Another way to improve residuals is to pare back on leasing — which is often heavily subsidized. Before the bankruptcy, as much as 21 percent of GM products were sold via low-cost leases. The goal now, Docherty says, is to trim that to somewhere between 7 percent and 10 percent.

Then there’s a chance to turn lemons into lemonade. Perhaps not a good choice of words in a story about the auto business, but dropping four brands and 44 of the 78 nameplates GM offered, pre-bankruptcy, could be disastrous if not handled well. The challenge is to focus resources on building — and then marketing — the right models. The October sales numbers suggest GM is moving in the right direction, with 95 percent of the carmaker’s volume coming from the brands that survived the reorganization.

Though you’re not likely to hear it from Docherty, there’s a certain loneliness to being a senior executive at GM — a senior female executive, that is. A surprising number of top women managers have left the automaker in recent months, including Maureen Kempston Darkes, the head of Latin America, Africa, and the Middle East; chief environmental and safety officer Beth Lowry; and Saturn general manager Jill Lajdziak.

“Everyone’s curious about Docherty,” says Peter DeLorenzo, publisher of the oft-controversial Web magazine AutoExtremist.com and a frequent industry consultant on marketing issues. “She’s a GM lifer … in a system very few women have come out of, especially on the marketing side of the business.” Maybe being a woman is why Docherty brings “a different kind of energy” to the job than her predecessor, says AutoPacific auto analyst Stephanie Brinley. Then again, Brinley adds, maybe “it’s not important” at all that Docherty’s a woman; “It’s more about personality than anything else.” The new sales chief is decidedly “energetic and enthusiastic,” where LaNeve was “just pretty calm [and] matter-of-fact.”

Docherty’s appointment hasn’t been without controversy. There are those who contend she’s a self-promoter — a common criticism of rising stars, especially those from the distaff side — in the often-catty boys club of the automotive world. For his part, DeLorenzo says he’s sitting back, watching to see if Docherty delivers.

“She’s a work in progress [who] has a much tougher job than before the bankruptcy,” he says.
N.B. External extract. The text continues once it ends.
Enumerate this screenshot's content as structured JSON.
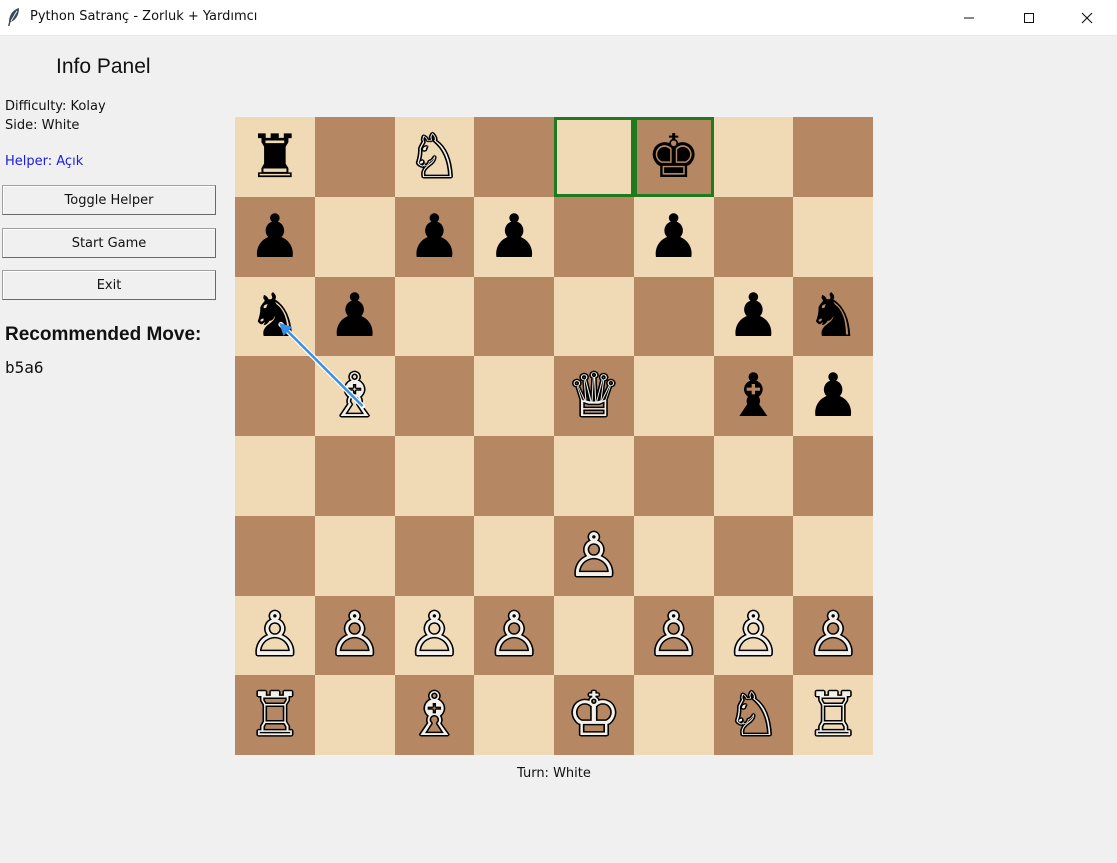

DeLorenzo suggests it’ll take at least a year for the new, post-Chapter 11 General Motors to settle down enough to truly get a sense of Docherty’s acumen for her position.

By then, Whitacre has hinted the company could begin paying back at least some of the money it’s borrowed from the government.
And that’s something Docherty eagerly anticipates. “I think the day we pay back the government for our loans,” she says, “will be the best and proudest moment of my career.”